* _WHAT TO PRODUCE_
Filter the entries for lines with the word "title".

=== Begin Enclosure ===

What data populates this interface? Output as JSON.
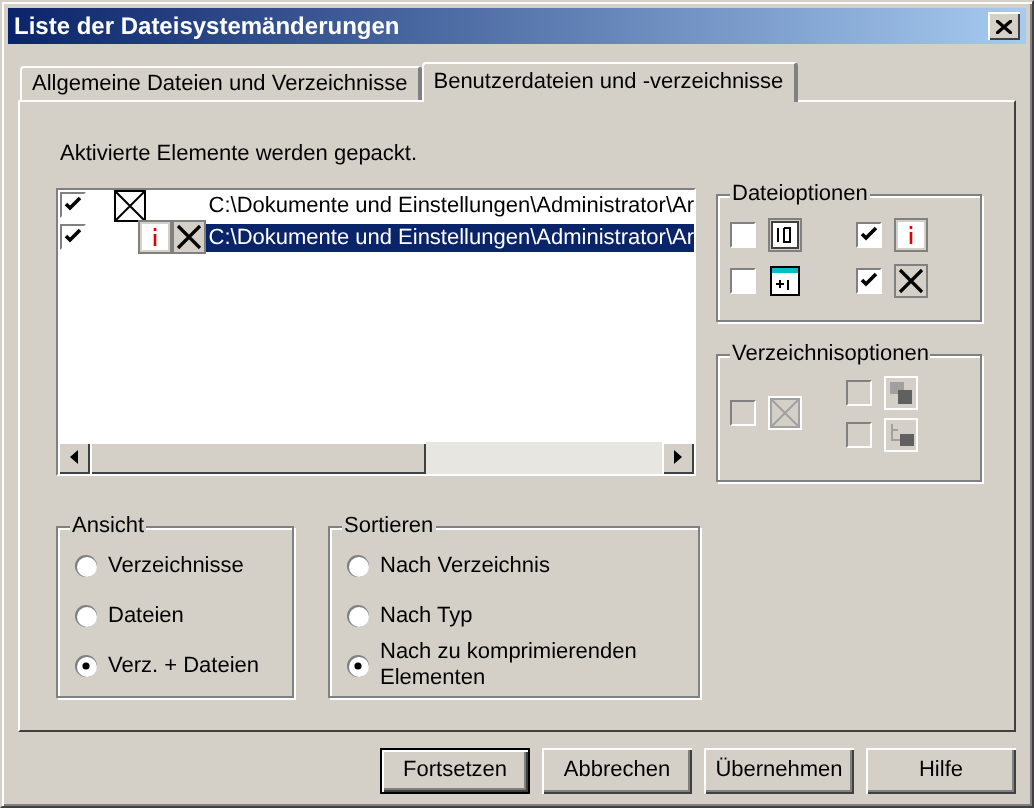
{
  "window": {
    "title": "Liste der Dateisystemänderungen"
  },
  "tabs": [
    {
      "label": "Allgemeine Dateien und Verzeichnisse",
      "selected": false
    },
    {
      "label": "Benutzerdateien und -verzeichnisse",
      "selected": true
    }
  ],
  "info_text": "Aktivierte Elemente werden gepackt.",
  "list": {
    "rows": [
      {
        "kind": "directory",
        "checked": true,
        "selected": false,
        "path": "C:\\Dokumente und Einstellungen\\Administrator\\Ar"
      },
      {
        "kind": "file",
        "checked": true,
        "selected": true,
        "path": "C:\\Dokumente und Einstellungen\\Administrator\\Ar"
      }
    ]
  },
  "file_options": {
    "title": "Dateioptionen",
    "items": [
      {
        "kind": "size",
        "checked": false,
        "disabled": false
      },
      {
        "kind": "info",
        "checked": true,
        "disabled": false
      },
      {
        "kind": "date",
        "checked": false,
        "disabled": false
      },
      {
        "kind": "cross",
        "checked": true,
        "disabled": false
      }
    ]
  },
  "dir_options": {
    "title": "Verzeichnisoptionen",
    "items": [
      {
        "kind": "xbox",
        "checked": false,
        "disabled": true
      },
      {
        "kind": "stack",
        "checked": false,
        "disabled": true
      },
      {
        "kind": "tree",
        "checked": false,
        "disabled": true
      }
    ]
  },
  "view": {
    "title": "Ansicht",
    "options": [
      {
        "label": "Verzeichnisse",
        "selected": false
      },
      {
        "label": "Dateien",
        "selected": false
      },
      {
        "label": "Verz. + Dateien",
        "selected": true
      }
    ]
  },
  "sort": {
    "title": "Sortieren",
    "options": [
      {
        "label": "Nach Verzeichnis",
        "selected": false
      },
      {
        "label": "Nach Typ",
        "selected": false
      },
      {
        "label": "Nach zu komprimierenden Elementen",
        "selected": true
      }
    ]
  },
  "buttons": [
    {
      "label": "Fortsetzen",
      "default": true
    },
    {
      "label": "Abbrechen",
      "default": false
    },
    {
      "label": "Übernehmen",
      "default": false
    },
    {
      "label": "Hilfe",
      "default": false
    }
  ]
}
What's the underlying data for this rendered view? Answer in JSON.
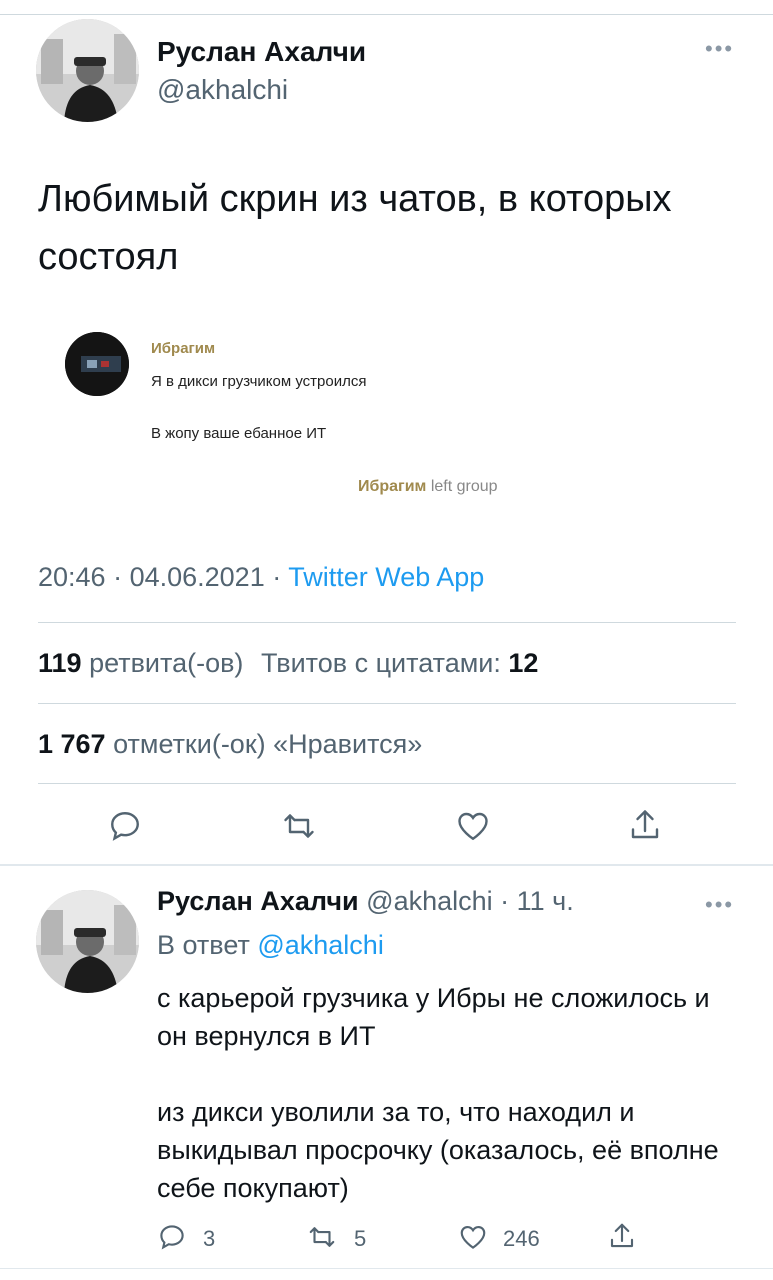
{
  "main_tweet": {
    "author_name": "Руслан Ахалчи",
    "author_handle": "@akhalchi",
    "text": "Любимый скрин из чатов, в которых состоял",
    "embedded_chat": {
      "sender": "Ибрагим",
      "message_1": "Я в дикси грузчиком устроился",
      "message_2": "В жопу ваше ебанное ИТ",
      "event_name": "Ибрагим",
      "event_text": "left group"
    },
    "time": "20:46",
    "date": "04.06.2021",
    "source": "Twitter Web App",
    "retweets_count": "119",
    "retweets_label": "ретвита(-ов)",
    "quotes_label": "Твитов с цитатами:",
    "quotes_count": "12",
    "likes_count": "1 767",
    "likes_label": "отметки(-ок) «Нравится»"
  },
  "reply_tweet": {
    "author_name": "Руслан Ахалчи",
    "author_handle": "@akhalchi",
    "age": "11 ч.",
    "reply_prefix": "В ответ",
    "reply_to": "@akhalchi",
    "paragraph_1": "с карьерой грузчика у Ибры не сложилось и он вернулся в ИТ",
    "paragraph_2": "из дикси уволили за то, что находил и выкидывал просрочку (оказалось, её вполне себе покупают)",
    "reply_count": "3",
    "retweet_count": "5",
    "like_count": "246"
  },
  "icons": [
    "more-icon",
    "reply-icon",
    "retweet-icon",
    "like-icon",
    "share-icon"
  ],
  "colors": {
    "accent": "#1d9bf0",
    "secondary_text": "#536471",
    "chat_name": "#a08a4e"
  }
}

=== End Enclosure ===

* _RESULT_
    "title": "Liste der Dateisystemänderungen"
    "title": "Dateioptionen",
    "title": "Verzeichnisoptionen",
    "title": "Ansicht",
    "title": "Sortieren",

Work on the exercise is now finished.